Sometimes the essence moments come to us serendipitously when we take a few detours from our expected life path. One of my favorite classes in college was a seminar about the history of LA architecture.  Every Friday we took a bus to visit some of the iconic buildings in Los Angeles and discuss the history of that period. This class had nothing to do with my major, which was Political Science, but I took the course to fill my electives. What a great twist! That class awakened in me a love of architecture and design that has brought me many essence moments admiring a skyline or an historical building. When the inner voice urges us to explore the path less traveled, we need to pay attention and be prepared to be surprised and delighted by what we find along that unplanned path.


Leaving pockets of open time in your schedule is a fun way to experience more essence moments. Try being a little early to your next few appointments – say 15 or 20 minutes early. When you arrive early, stop and take a breath. Realize you have ten whole minutes to check your phone, return a call, brush your hair and get to your appointment with a sense of ease. Just having the time to pause, catch a breath, and feel ease will become a very special moment. Of course it won’t last, but you can take the essence with you.

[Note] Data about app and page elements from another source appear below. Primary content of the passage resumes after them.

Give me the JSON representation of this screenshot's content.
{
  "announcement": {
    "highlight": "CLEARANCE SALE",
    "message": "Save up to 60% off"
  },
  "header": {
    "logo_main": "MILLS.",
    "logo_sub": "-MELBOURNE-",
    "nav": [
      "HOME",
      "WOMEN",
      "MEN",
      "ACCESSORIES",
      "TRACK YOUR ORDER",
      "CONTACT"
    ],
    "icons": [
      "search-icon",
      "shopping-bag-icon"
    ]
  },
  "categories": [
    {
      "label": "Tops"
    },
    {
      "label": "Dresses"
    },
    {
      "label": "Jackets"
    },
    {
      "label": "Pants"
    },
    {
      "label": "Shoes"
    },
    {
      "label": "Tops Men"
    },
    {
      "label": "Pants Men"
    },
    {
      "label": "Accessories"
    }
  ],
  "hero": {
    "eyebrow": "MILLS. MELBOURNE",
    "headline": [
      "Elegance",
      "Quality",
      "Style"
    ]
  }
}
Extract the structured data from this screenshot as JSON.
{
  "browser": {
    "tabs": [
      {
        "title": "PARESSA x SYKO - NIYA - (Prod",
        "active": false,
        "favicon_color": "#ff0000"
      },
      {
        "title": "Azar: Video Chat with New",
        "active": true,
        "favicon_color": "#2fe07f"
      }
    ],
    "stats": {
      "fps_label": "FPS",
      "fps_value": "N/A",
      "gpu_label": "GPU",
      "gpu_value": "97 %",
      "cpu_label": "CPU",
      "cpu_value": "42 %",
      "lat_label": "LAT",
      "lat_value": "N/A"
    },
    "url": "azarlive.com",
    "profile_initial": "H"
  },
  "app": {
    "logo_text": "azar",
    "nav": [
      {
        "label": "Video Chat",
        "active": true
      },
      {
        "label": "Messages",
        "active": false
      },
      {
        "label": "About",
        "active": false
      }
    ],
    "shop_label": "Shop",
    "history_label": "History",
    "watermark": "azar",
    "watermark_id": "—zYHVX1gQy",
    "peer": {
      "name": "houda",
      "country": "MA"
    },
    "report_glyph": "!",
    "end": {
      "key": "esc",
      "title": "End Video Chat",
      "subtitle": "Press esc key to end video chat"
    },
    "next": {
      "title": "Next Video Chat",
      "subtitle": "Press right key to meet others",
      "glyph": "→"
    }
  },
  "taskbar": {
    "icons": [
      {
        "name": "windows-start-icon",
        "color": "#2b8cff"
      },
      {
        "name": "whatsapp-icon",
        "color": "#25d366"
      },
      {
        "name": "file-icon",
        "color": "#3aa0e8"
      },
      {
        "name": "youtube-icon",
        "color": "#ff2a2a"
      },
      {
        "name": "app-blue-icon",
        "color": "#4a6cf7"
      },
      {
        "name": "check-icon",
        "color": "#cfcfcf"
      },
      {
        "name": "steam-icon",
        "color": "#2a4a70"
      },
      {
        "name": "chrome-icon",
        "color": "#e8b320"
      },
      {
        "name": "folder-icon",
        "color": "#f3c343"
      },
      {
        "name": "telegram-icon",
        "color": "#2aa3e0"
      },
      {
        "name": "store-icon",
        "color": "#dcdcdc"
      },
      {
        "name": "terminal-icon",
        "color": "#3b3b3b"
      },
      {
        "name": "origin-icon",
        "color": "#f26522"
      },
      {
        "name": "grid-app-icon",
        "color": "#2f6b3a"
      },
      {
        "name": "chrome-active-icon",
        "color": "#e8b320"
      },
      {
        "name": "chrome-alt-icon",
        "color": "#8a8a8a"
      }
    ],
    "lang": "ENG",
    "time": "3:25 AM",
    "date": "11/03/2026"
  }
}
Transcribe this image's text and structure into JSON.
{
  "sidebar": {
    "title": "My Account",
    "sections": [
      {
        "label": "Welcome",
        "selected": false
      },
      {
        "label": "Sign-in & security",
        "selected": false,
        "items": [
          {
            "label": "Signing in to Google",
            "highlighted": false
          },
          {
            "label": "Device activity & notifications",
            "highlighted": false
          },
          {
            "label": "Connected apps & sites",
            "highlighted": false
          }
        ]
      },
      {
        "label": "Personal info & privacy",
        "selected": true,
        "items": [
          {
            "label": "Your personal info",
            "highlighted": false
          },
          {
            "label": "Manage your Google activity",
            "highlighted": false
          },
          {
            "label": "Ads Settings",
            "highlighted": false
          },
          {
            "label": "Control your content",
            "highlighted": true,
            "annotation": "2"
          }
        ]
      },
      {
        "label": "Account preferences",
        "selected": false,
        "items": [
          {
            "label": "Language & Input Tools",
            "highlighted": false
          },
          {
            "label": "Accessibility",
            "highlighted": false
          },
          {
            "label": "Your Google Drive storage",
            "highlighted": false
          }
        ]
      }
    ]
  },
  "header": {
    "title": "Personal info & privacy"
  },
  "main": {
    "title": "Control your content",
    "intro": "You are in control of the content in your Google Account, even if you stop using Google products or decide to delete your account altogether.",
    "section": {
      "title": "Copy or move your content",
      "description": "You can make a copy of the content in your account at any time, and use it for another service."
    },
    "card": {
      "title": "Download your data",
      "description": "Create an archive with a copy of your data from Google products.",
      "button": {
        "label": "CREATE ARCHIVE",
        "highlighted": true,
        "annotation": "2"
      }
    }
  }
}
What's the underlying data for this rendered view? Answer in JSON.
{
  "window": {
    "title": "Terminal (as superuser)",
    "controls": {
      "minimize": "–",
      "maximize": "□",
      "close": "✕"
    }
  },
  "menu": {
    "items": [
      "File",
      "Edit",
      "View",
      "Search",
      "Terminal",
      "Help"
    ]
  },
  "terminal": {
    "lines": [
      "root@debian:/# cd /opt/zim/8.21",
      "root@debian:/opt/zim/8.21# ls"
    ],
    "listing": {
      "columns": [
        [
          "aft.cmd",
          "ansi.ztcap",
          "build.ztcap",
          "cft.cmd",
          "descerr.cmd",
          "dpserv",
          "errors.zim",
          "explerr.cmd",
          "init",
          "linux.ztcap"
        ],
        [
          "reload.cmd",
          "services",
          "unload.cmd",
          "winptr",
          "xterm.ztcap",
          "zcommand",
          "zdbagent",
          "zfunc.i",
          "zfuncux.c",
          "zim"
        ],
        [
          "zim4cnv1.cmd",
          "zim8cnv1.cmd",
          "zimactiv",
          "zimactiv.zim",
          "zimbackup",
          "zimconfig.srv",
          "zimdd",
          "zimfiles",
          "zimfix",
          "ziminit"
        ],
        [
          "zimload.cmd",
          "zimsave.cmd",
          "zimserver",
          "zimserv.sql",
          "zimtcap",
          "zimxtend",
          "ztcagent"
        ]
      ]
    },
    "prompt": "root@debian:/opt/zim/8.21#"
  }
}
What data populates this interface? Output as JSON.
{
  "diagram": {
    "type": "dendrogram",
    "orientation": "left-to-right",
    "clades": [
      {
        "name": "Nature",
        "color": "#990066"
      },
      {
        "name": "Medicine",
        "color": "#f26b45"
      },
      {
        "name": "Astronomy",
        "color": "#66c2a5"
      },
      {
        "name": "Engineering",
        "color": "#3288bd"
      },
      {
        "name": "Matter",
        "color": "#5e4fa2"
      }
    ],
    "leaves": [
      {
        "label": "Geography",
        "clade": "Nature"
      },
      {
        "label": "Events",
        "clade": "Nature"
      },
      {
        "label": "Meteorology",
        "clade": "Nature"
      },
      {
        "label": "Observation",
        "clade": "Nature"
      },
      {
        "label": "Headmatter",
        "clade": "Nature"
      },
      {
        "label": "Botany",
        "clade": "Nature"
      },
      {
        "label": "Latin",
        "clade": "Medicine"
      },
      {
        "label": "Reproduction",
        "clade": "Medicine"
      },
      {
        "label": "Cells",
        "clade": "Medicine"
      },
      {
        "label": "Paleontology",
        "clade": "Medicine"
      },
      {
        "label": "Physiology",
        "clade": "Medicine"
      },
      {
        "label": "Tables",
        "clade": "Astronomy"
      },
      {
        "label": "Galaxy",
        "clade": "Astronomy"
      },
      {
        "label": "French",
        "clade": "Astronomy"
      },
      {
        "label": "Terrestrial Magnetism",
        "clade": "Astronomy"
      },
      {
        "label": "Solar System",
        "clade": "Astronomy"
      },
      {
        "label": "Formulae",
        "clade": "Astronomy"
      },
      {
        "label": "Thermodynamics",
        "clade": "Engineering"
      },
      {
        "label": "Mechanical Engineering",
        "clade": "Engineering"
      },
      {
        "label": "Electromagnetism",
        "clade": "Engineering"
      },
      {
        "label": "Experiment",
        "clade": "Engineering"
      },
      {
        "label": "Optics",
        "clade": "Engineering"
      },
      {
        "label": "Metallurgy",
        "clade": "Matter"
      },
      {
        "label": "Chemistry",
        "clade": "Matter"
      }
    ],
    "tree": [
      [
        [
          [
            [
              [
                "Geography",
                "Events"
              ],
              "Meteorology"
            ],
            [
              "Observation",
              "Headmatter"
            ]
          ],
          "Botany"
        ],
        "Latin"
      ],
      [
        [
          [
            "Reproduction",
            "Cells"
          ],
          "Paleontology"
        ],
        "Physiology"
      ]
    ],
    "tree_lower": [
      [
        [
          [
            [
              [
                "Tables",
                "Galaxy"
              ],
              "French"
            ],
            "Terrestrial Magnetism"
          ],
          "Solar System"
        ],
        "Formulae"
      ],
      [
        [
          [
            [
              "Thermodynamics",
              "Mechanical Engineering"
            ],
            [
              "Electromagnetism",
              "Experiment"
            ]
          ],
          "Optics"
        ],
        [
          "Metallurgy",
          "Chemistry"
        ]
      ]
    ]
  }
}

The majority of my essence moments have involved members of my tribe – the friends, family members, partners and colleagues with whom I laugh, cry, break bread, drink wine and love life. If your tribe does not feel as full as you would like, you can build up your tribe.  Think about the people you really enjoy, the ones that fuel you, and list their traits. Consciously decide where more of these types of people would be, go there, and challenge yourself to make a few connections. This is the “tuna” theory.  If you wanted to catch a tuna, you could drop your pole anywhere in the ocean and you might get very lucky to get a tuna. However, if you found out where the tuna swim, you could drop your pole there and most likely get one. So think about who is your tuna, your tribe, and how you can connect with them often.


My favorite way to enjoy the essence of life, for a moment, is to have a real conversation with a live person who is actually sitting next to me. I believe there is a primal need to make human contact and share from within. Our technology driven world makes this hard.  We try to substitute human contact with Skype, text, e-mails and the rest, but it is not the same. The key is to pick a time for a pause, turn off the beeps and phone chimes, get close enough to feel the person’s energy and connect. Share a story from the day, ask for advice, or just enjoy listening to someone else. The chatter in our own head gets tiring. It is nice to pause and listen to what someone else is experiencing. This is an especially valuable skill when attending family gatherings. The event can go by in a blur of people and activities, but it can be a much richer visit if you take the time to pause and have some real conversations. Those moments will most likely be what you remember most!



Cindy Clemens is a life coach and motivational speaker who helps people redesign their lives and savor every moment. Find out more at